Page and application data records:
>>>

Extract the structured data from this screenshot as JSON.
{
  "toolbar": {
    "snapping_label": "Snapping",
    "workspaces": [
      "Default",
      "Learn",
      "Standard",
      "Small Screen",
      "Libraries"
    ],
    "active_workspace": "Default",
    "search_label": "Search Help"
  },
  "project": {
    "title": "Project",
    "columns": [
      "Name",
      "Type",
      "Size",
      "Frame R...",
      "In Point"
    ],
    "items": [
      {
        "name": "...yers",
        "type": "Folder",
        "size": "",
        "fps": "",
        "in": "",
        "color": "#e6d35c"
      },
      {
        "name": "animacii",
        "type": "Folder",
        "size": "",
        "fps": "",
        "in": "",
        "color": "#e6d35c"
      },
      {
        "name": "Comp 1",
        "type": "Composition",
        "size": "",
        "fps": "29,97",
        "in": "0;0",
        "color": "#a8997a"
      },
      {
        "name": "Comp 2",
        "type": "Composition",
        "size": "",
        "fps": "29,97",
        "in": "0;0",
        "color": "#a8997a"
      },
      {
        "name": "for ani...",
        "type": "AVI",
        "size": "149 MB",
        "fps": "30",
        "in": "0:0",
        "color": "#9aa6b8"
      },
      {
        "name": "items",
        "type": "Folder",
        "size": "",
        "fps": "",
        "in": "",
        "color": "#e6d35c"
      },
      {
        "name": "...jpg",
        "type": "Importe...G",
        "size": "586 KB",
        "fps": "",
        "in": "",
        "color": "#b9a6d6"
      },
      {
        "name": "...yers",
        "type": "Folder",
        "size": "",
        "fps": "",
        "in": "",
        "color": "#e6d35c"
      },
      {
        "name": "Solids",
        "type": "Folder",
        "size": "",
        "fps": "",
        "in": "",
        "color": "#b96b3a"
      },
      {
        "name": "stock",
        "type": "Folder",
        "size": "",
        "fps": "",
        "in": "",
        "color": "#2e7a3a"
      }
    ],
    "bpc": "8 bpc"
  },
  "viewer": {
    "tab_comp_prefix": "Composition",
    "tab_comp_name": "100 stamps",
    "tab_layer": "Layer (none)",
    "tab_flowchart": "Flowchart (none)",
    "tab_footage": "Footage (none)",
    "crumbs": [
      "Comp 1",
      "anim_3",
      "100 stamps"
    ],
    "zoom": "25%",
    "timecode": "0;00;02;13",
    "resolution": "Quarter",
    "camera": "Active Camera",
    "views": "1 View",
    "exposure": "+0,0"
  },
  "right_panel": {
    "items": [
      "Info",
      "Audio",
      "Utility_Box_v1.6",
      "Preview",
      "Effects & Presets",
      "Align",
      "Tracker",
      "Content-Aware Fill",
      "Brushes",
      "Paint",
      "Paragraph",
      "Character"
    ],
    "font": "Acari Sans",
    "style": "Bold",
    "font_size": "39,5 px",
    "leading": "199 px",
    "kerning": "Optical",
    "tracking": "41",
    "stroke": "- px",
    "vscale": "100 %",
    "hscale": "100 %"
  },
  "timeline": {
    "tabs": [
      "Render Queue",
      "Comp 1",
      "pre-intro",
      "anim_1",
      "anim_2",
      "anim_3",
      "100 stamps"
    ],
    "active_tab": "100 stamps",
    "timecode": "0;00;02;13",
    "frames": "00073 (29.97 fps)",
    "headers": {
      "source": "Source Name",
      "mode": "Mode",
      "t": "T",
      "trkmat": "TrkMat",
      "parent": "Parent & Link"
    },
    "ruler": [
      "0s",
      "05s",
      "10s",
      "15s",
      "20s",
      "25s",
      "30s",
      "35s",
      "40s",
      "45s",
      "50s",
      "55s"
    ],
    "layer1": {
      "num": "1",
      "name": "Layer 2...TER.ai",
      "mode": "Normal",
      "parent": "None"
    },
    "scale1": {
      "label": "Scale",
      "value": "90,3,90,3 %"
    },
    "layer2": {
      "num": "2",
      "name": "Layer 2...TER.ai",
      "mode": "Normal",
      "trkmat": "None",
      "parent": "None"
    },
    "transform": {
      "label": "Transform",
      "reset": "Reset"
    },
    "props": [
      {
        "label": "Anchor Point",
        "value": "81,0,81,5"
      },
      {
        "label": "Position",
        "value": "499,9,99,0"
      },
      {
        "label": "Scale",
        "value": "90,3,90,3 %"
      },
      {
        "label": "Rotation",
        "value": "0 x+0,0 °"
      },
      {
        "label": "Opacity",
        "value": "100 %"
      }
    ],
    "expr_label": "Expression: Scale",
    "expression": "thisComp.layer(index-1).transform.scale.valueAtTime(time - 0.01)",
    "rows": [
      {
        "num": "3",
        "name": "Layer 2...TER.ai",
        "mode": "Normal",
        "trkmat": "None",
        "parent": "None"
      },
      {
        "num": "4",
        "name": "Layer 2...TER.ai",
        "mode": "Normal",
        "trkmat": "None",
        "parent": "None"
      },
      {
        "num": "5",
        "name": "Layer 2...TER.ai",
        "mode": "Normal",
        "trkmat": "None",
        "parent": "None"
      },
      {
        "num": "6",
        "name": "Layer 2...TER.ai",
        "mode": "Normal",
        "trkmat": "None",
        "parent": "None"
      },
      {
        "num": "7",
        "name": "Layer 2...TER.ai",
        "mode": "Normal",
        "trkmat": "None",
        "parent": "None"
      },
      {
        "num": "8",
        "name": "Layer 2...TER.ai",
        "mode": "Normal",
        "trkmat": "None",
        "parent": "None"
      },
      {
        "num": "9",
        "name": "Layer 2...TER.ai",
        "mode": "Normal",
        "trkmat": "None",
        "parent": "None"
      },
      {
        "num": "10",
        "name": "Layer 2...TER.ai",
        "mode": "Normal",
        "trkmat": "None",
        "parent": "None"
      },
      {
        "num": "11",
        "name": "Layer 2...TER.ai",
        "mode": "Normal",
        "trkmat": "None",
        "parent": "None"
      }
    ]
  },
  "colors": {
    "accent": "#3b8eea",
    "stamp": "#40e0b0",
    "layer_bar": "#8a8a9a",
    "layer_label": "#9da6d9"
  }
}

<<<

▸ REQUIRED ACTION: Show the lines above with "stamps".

▸ EXERCISE SOLUTION:
    "tab_comp_name": "100 stamps",
      "100 stamps"
      "100 stamps"
    "active_tab": "100 stamps",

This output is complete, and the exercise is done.